“We learned from our own field force and physicians that cancer patients in Italy were not always able to go to hospitals to undergo testing or treatments,” Luca says. “The first lockdown was the spark that pushed us to think outside the box and come up with a way to help.”

One of the solutions? A liquid biopsy in the form of a simple blood draw, performed directly in the patient’s home by a traveling nurse. The nurse arrives at a specified time, draws two vials of blood and packages them for courier pickup within four hours. The vials are sent to a special lab, which can test a tumour for genomic alterations, giving the doctor and patient greater insight to target treatment options.



How mobile blood draw works

  1. Healthcare provider orders the liquid biopsy test; sends privacy consent forms to patient
  2. Patient signs forms by email or video/audio recording
  3. Patient information is uploaded to a secure system
  4. Nurse arrives at patient home with kit and pre-printed patient form
  5. Nurse performs blood draw, fills the box and seals it, and leaves with any biowaste
  6. The blood sample is refrigerated by the patient and collected by courier within 4 hours.


Each cancer, like each person, is unique

Every person has a unique set of genetic instructions, called a genome. Cancer is a disease of the genome, caused by genomic alterations that make a tumour grow. Comprehensive genomic profiling, or CGP, is a powerful tool for proper diagnosis and treatment planning. It tests a tumour’s DNA for more than 300 genomic alterations, and offers a summary of treatment options based on the alterations identified. This gives the doctor and patient options for care that are tailored to the individual causes of the disease.

Comprehensive genomic profiling can be performed through a tissue biopsy, where a tissue sample is taken from the body, which is invasive and must be done in a hospital or clinic. Liquid biopsies (blood draws) give people with cancer a minimally invasive way to identify a targeted cancer therapy. For example, lung cancer patients whose disease has progressed may have less tissue available for biopsy, or the tumour may be in a hard-to-reach location.

“There’s also the mental side of it,” says says Paulo Neto, Customer Experience Lead for Personalised Healthcare and Foundation Medicine, part of the Roche Group. “People are more comfortable and confident in their homes. So the blood draw is in their own space, their place of shelter. That emotional part is very important; we are coming to them on their terms. We are talking about cancer patients, and many of them are already fragile in their condition.”


What is liquid biopsy?

Comprehensive genomic profiling with liquid biopsies involves drawing only two vials of blood, and eliminates or minimises time spent in hospitals or clinics. For those who are already weak, it also removes the need to travel long distances for testing.

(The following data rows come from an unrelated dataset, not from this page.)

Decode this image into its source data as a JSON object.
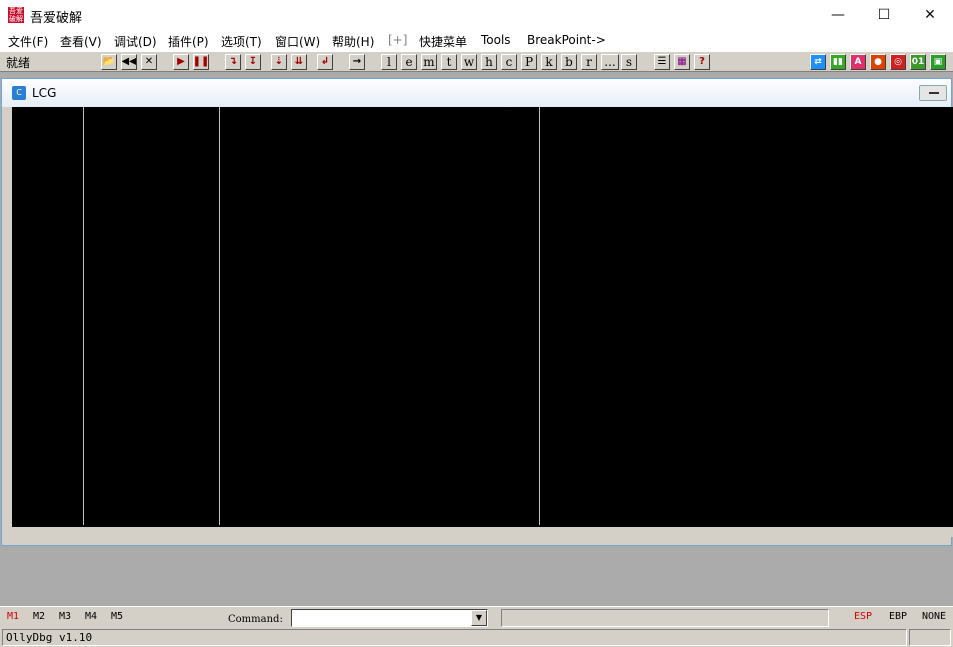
{
  "window": {
    "title": "吾爱破解",
    "icon_text": "吾爱破解",
    "minimize_glyph": "—",
    "maximize_glyph": "☐",
    "close_glyph": "✕"
  },
  "menu": [
    {
      "label": "文件(F)"
    },
    {
      "label": "查看(V)"
    },
    {
      "label": "调试(D)"
    },
    {
      "label": "插件(P)"
    },
    {
      "label": "选项(T)"
    },
    {
      "label": "窗口(W)"
    },
    {
      "label": "帮助(H)"
    },
    {
      "label": "[+]"
    },
    {
      "label": "快捷菜单"
    },
    {
      "label": "Tools"
    },
    {
      "label": "BreakPoint->"
    }
  ],
  "toolbar": {
    "status": "就绪",
    "buttons": [
      {
        "icon": "open-folder-icon",
        "glyph": "📂"
      },
      {
        "icon": "rewind-icon",
        "glyph": "◀◀"
      },
      {
        "icon": "close-icon",
        "glyph": "✕"
      },
      {
        "icon": "run-icon",
        "glyph": "▶"
      },
      {
        "icon": "pause-icon",
        "glyph": "❚❚"
      },
      {
        "icon": "step-into-icon",
        "glyph": "↴"
      },
      {
        "icon": "step-over-icon",
        "glyph": "↧"
      },
      {
        "icon": "trace-into-icon",
        "glyph": "⇣"
      },
      {
        "icon": "trace-over-icon",
        "glyph": "⇊"
      },
      {
        "icon": "execute-till-return-icon",
        "glyph": "↲"
      },
      {
        "icon": "go-to-icon",
        "glyph": "→"
      }
    ],
    "letters": [
      "l",
      "e",
      "m",
      "t",
      "w",
      "h",
      "c",
      "P",
      "k",
      "b",
      "r",
      "...",
      "s"
    ],
    "extra_buttons": [
      {
        "icon": "list-icon",
        "glyph": "☰"
      },
      {
        "icon": "grid-icon",
        "glyph": "▦"
      },
      {
        "icon": "help-icon",
        "glyph": "?"
      }
    ],
    "plugin_buttons": [
      {
        "icon": "refresh-icon",
        "glyph": "⇄",
        "color": "#1e90ff"
      },
      {
        "icon": "plugin-green-icon",
        "glyph": "▮▮",
        "color": "#33aa22"
      },
      {
        "icon": "plugin-a-icon",
        "glyph": "A",
        "color": "#e0306a"
      },
      {
        "icon": "record-icon",
        "glyph": "●",
        "color": "#e04000"
      },
      {
        "icon": "target-icon",
        "glyph": "◎",
        "color": "#d02020"
      },
      {
        "icon": "binary-icon",
        "glyph": "01",
        "color": "#3a9a2a"
      },
      {
        "icon": "chip-icon",
        "glyph": "▣",
        "color": "#2aa02a"
      }
    ]
  },
  "child_window": {
    "title": "LCG",
    "icon_text": "C"
  },
  "bottom": {
    "memory_tabs": [
      {
        "label": "M1",
        "active": true
      },
      {
        "label": "M2",
        "active": false
      },
      {
        "label": "M3",
        "active": false
      },
      {
        "label": "M4",
        "active": false
      },
      {
        "label": "M5",
        "active": false
      }
    ],
    "command_label": "Command:",
    "command_value": "",
    "dropdown_glyph": "▼",
    "registers": [
      {
        "label": "ESP",
        "active": true
      },
      {
        "label": "EBP",
        "active": false
      },
      {
        "label": "NONE",
        "active": false
      }
    ]
  },
  "status_bar": {
    "text": "OllyDbg v1.10"
  },
  "colors": {
    "pane_background": "#000000",
    "toolbar_background": "#d4d0c8",
    "active_red": "#d00000"
  }
}
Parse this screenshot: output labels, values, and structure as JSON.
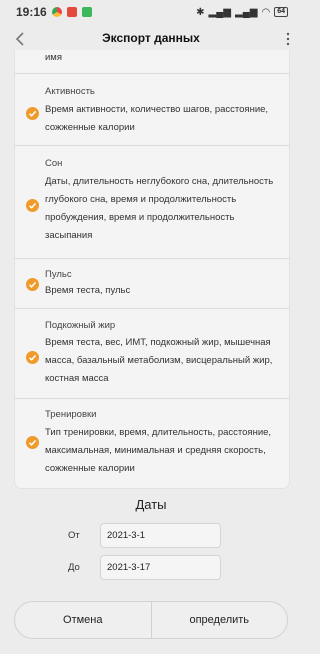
{
  "status_bar": {
    "time": "19:16",
    "battery": "64"
  },
  "header": {
    "title": "Экспорт данных"
  },
  "truncated_top": "имя",
  "items": [
    {
      "title": "Активность",
      "description": "Время активности, количество шагов, расстояние, сожженные калории"
    },
    {
      "title": "Сон",
      "description": "Даты, длительность неглубокого сна, длительность глубокого сна, время и продолжительность пробуждения, время и продолжительность засыпания"
    },
    {
      "title": "Пульс",
      "description": "Время теста, пульс"
    },
    {
      "title": "Подкожный жир",
      "description": "Время теста, вес, ИМТ, подкожный жир, мышечная масса, базальный метаболизм, висцеральный жир, костная масса"
    },
    {
      "title": "Тренировки",
      "description": "Тип тренировки, время, длительность, расстояние, максимальная, минимальная и средняя скорость, сожженные калории"
    }
  ],
  "dates": {
    "title": "Даты",
    "from_label": "От",
    "from_value": "2021-3-1",
    "to_label": "До",
    "to_value": "2021-3-17"
  },
  "buttons": {
    "cancel": "Отмена",
    "confirm": "определить"
  },
  "colors": {
    "accent": "#ef9a2a",
    "background": "#ececec"
  }
}
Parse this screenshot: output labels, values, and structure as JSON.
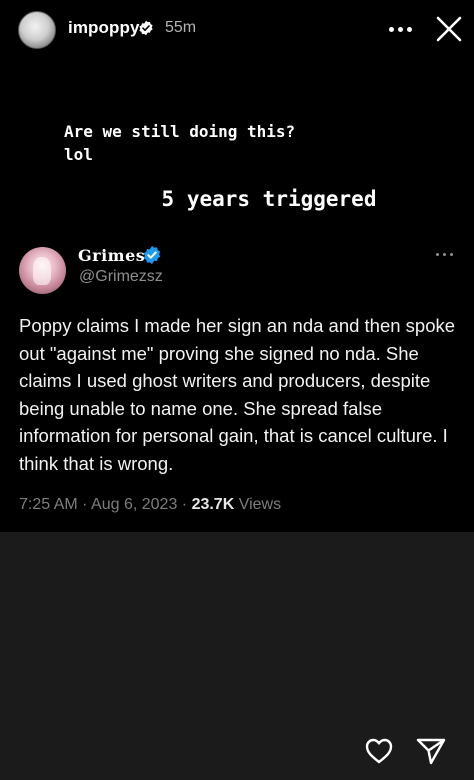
{
  "story": {
    "username": "impoppy",
    "time_ago": "55m",
    "caption_line1": "Are we still doing this?",
    "caption_line2": "lol",
    "caption_main": "5 years triggered"
  },
  "tweet": {
    "display_name": "Grimes",
    "handle": "@Grimezsz",
    "body": "Poppy claims I made her sign an nda and then spoke out \"against me\" proving she signed no nda.  She claims I used ghost writers and producers, despite being unable to name one. She spread false information for personal gain, that is cancel culture.  I think that is wrong.",
    "time": "7:25 AM",
    "date": "Aug 6, 2023",
    "views_count": "23.7K",
    "views_label": "Views"
  },
  "colors": {
    "verified_blue": "#1d9bf0",
    "background": "#000000",
    "story_bg": "#1b1b1b"
  },
  "icons": {
    "more": "more-horizontal-icon",
    "close": "close-icon",
    "like": "heart-outline-icon",
    "share": "send-icon"
  }
}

The solution ensures privacy, gives patients safe, timely access to essential diagnostics, and provides invaluable insight to patients and their doctors to help personalise treatment.


How liquid biopsy works

Liquid biopsies test for solid tumours; it detects circulating tumour DNA, shed by the tumour, in the patient’s blood. This opens the option for comprehensive genomic profiling to more patients, regardless of where they are located or the circumstances of the pandemic. Every cancer is unique, and this innovation makes truly personalised cancer care a reality for more patients across the globe.